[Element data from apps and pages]
== Segment start ==

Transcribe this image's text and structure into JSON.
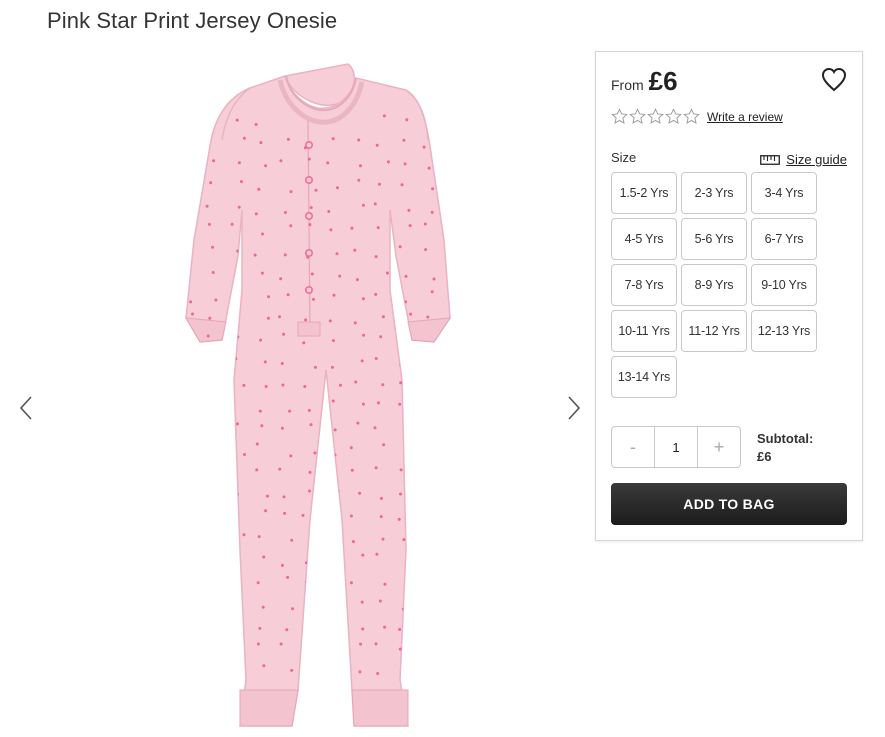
{
  "product": {
    "title": "Pink Star Print Jersey Onesie",
    "image_alt": "Pink star print jersey onesie",
    "colors": {
      "garment": "#f7cdd8",
      "dots": "#f0649a"
    }
  },
  "gallery": {
    "prev_icon": "chevron-left-icon",
    "next_icon": "chevron-right-icon"
  },
  "purchase": {
    "price_prefix": "From",
    "price": "£6",
    "wishlist_icon": "heart-icon",
    "rating": {
      "stars": 0,
      "max": 5
    },
    "review_link": "Write a review",
    "size_label": "Size",
    "size_guide_label": "Size guide",
    "size_guide_icon": "ruler-icon",
    "sizes": [
      "1.5-2 Yrs",
      "2-3 Yrs",
      "3-4 Yrs",
      "4-5 Yrs",
      "5-6 Yrs",
      "6-7 Yrs",
      "7-8 Yrs",
      "8-9 Yrs",
      "9-10 Yrs",
      "10-11 Yrs",
      "11-12 Yrs",
      "12-13 Yrs",
      "13-14 Yrs"
    ],
    "quantity": {
      "minus": "-",
      "value": "1",
      "plus": "+"
    },
    "subtotal_label": "Subtotal:",
    "subtotal_value": "£6",
    "add_to_bag": "ADD TO BAG"
  }
}
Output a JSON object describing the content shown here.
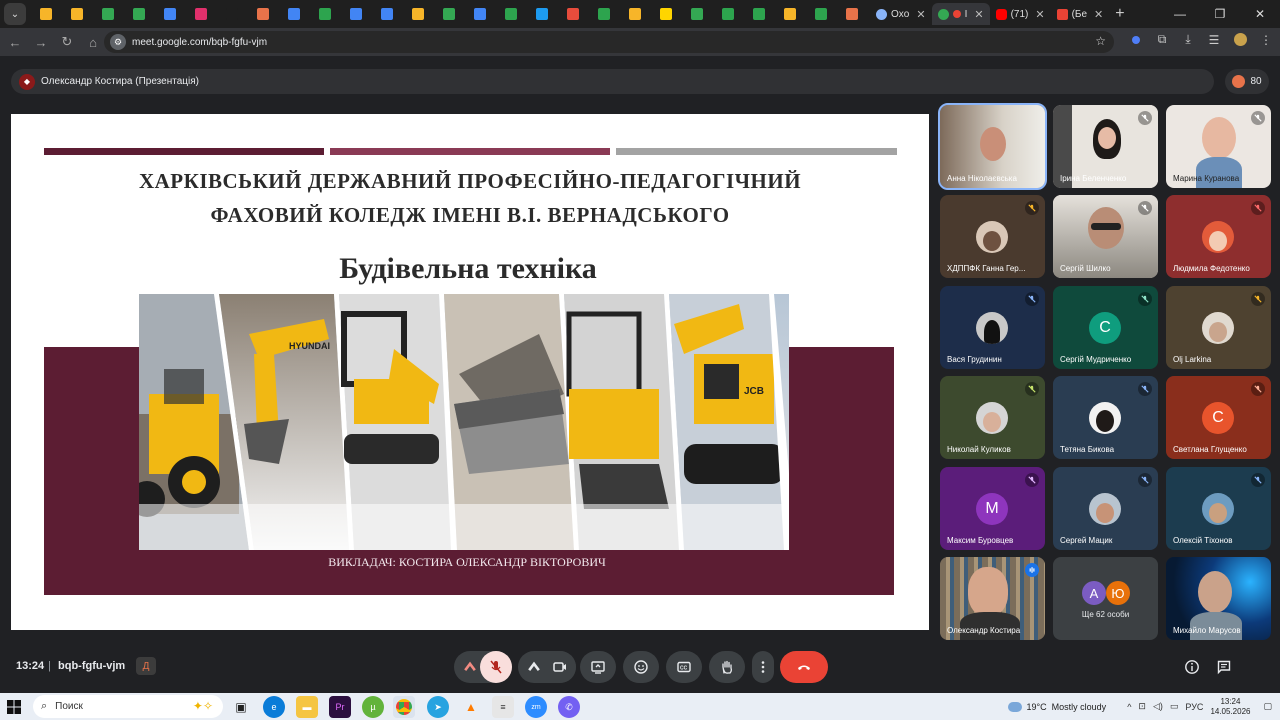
{
  "browser": {
    "url": "meet.google.com/bqb-fgfu-vjm",
    "favicon_colors": [
      "#f7b529",
      "#f7b529",
      "#34a853",
      "#34a853",
      "#4285f4",
      "#e1306c",
      "#1f1f1f",
      "#e8734a",
      "#4285f4",
      "#2da44e",
      "#4285f4",
      "#4285f4",
      "#f7b529",
      "#34a853",
      "#4285f4",
      "#2da44e",
      "#1d9bf0",
      "#e74c3c",
      "#2da44e",
      "#f7b529",
      "#ffd500",
      "#34a853",
      "#2da44e",
      "#2da44e",
      "#f7b529",
      "#2da44e",
      "#e8734a"
    ],
    "tabs": [
      {
        "label": "Oxo",
        "icon_color": "#8ab4f8"
      },
      {
        "label": "I",
        "icon_color": "#34a853",
        "active": true
      },
      {
        "label": "(71)",
        "icon_color": "#ff0000"
      },
      {
        "label": "(Бе",
        "icon_color": "#ea4335"
      }
    ]
  },
  "meet": {
    "presenter": "Олександр Костира (Презентація)",
    "participant_count": "80",
    "time": "13:24",
    "separator": "|",
    "code": "bqb-fgfu-vjm",
    "badge": "Д"
  },
  "slide": {
    "title_line1": "ХАРКІВСЬКИЙ ДЕРЖАВНИЙ ПРОФЕСІЙНО-ПЕДАГОГІЧНИЙ",
    "title_line2": "ФАХОВИЙ КОЛЕДЖ ІМЕНІ  В.І. ВЕРНАДСЬКОГО",
    "subject": "Будівельна техніка",
    "lecturer": "ВИКЛАДАЧ: КОСТИРА ОЛЕКСАНДР ВІКТОРОВИЧ",
    "accent_colors": [
      "#5c1d33",
      "#8a3a55",
      "#a3a3a3"
    ]
  },
  "participants": [
    {
      "name": "Анна Ніколаєвська",
      "active": true
    },
    {
      "name": "Ірина Беленченко",
      "muted": true
    },
    {
      "name": "Марина Куранова",
      "muted": true
    },
    {
      "name": "ХДППФК Ганна Гер...",
      "muted": true
    },
    {
      "name": "Сергій Шилко",
      "muted": true
    },
    {
      "name": "Людмила Федотенко",
      "muted": true
    },
    {
      "name": "Вася Грудинин",
      "muted": true
    },
    {
      "name": "Сергій Мудриченко",
      "muted": true,
      "initial": "С"
    },
    {
      "name": "Olj Larkina",
      "muted": true
    },
    {
      "name": "Николай Куликов",
      "muted": true
    },
    {
      "name": "Тетяна Бикова",
      "muted": true
    },
    {
      "name": "Светлана Глущенко",
      "muted": true,
      "initial": "С"
    },
    {
      "name": "Максим Буровцев",
      "muted": true,
      "initial": "М"
    },
    {
      "name": "Сергей Мацик",
      "muted": true
    },
    {
      "name": "Олексій Тіхонов",
      "muted": true
    },
    {
      "name": "Олександр Костира",
      "speaking": true
    },
    {
      "name": "Ще 62 особи",
      "initials": [
        "А",
        "Ю"
      ]
    },
    {
      "name": "Михайло Марусов"
    }
  ],
  "taskbar": {
    "search_placeholder": "Поиск",
    "weather_temp": "19°C",
    "weather_text": "Mostly cloudy",
    "lang": "РУС",
    "clock_time": "13:24",
    "clock_date": "14.05.2026"
  }
}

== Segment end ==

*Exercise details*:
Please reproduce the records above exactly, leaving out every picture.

*Solution to this task*:
Transcribe this image's text and structure into JSON.
{
  "product": {
    "title": "Pink Star Print Jersey Onesie",
    "image_alt": "Pink star print jersey onesie",
    "colors": {
      "garment": "#f7cdd8",
      "dots": "#f0649a"
    }
  },
  "gallery": {
    "prev_icon": "chevron-left-icon",
    "next_icon": "chevron-right-icon"
  },
  "purchase": {
    "price_prefix": "From",
    "price": "£6",
    "wishlist_icon": "heart-icon",
    "rating": {
      "stars": 0,
      "max": 5
    },
    "review_link": "Write a review",
    "size_label": "Size",
    "size_guide_label": "Size guide",
    "size_guide_icon": "ruler-icon",
    "sizes": [
      "1.5-2 Yrs",
      "2-3 Yrs",
      "3-4 Yrs",
      "4-5 Yrs",
      "5-6 Yrs",
      "6-7 Yrs",
      "7-8 Yrs",
      "8-9 Yrs",
      "9-10 Yrs",
      "10-11 Yrs",
      "11-12 Yrs",
      "12-13 Yrs",
      "13-14 Yrs"
    ],
    "quantity": {
      "minus": "-",
      "value": "1",
      "plus": "+"
    },
    "subtotal_label": "Subtotal:",
    "subtotal_value": "£6",
    "add_to_bag": "ADD TO BAG"
  }
}
Output a JSON object describing the content shown here.
{
  "browser": {
    "url": "meet.google.com/bqb-fgfu-vjm",
    "favicon_colors": [
      "#f7b529",
      "#f7b529",
      "#34a853",
      "#34a853",
      "#4285f4",
      "#e1306c",
      "#1f1f1f",
      "#e8734a",
      "#4285f4",
      "#2da44e",
      "#4285f4",
      "#4285f4",
      "#f7b529",
      "#34a853",
      "#4285f4",
      "#2da44e",
      "#1d9bf0",
      "#e74c3c",
      "#2da44e",
      "#f7b529",
      "#ffd500",
      "#34a853",
      "#2da44e",
      "#2da44e",
      "#f7b529",
      "#2da44e",
      "#e8734a"
    ],
    "tabs": [
      {
        "label": "Oxo",
        "icon_color": "#8ab4f8"
      },
      {
        "label": "I",
        "icon_color": "#34a853",
        "active": true
      },
      {
        "label": "(71)",
        "icon_color": "#ff0000"
      },
      {
        "label": "(Бе",
        "icon_color": "#ea4335"
      }
    ]
  },
  "meet": {
    "presenter": "Олександр Костира (Презентація)",
    "participant_count": "80",
    "time": "13:24",
    "separator": "|",
    "code": "bqb-fgfu-vjm",
    "badge": "Д"
  },
  "slide": {
    "title_line1": "ХАРКІВСЬКИЙ ДЕРЖАВНИЙ ПРОФЕСІЙНО-ПЕДАГОГІЧНИЙ",
    "title_line2": "ФАХОВИЙ КОЛЕДЖ ІМЕНІ  В.І. ВЕРНАДСЬКОГО",
    "subject": "Будівельна техніка",
    "lecturer": "ВИКЛАДАЧ: КОСТИРА ОЛЕКСАНДР ВІКТОРОВИЧ",
    "accent_colors": [
      "#5c1d33",
      "#8a3a55",
      "#a3a3a3"
    ]
  },
  "participants": [
    {
      "name": "Анна Ніколаєвська",
      "active": true
    },
    {
      "name": "Ірина Беленченко",
      "muted": true
    },
    {
      "name": "Марина Куранова",
      "muted": true
    },
    {
      "name": "ХДППФК Ганна Гер...",
      "muted": true
    },
    {
      "name": "Сергій Шилко",
      "muted": true
    },
    {
      "name": "Людмила Федотенко",
      "muted": true
    },
    {
      "name": "Вася Грудинин",
      "muted": true
    },
    {
      "name": "Сергій Мудриченко",
      "muted": true,
      "initial": "С"
    },
    {
      "name": "Olj Larkina",
      "muted": true
    },
    {
      "name": "Николай Куликов",
      "muted": true
    },
    {
      "name": "Тетяна Бикова",
      "muted": true
    },
    {
      "name": "Светлана Глущенко",
      "muted": true,
      "initial": "С"
    },
    {
      "name": "Максим Буровцев",
      "muted": true,
      "initial": "М"
    },
    {
      "name": "Сергей Мацик",
      "muted": true
    },
    {
      "name": "Олексій Тіхонов",
      "muted": true
    },
    {
      "name": "Олександр Костира",
      "speaking": true
    },
    {
      "name": "Ще 62 особи",
      "initials": [
        "А",
        "Ю"
      ]
    },
    {
      "name": "Михайло Марусов"
    }
  ],
  "taskbar": {
    "search_placeholder": "Поиск",
    "weather_temp": "19°C",
    "weather_text": "Mostly cloudy",
    "lang": "РУС",
    "clock_time": "13:24",
    "clock_date": "14.05.2026"
  }
}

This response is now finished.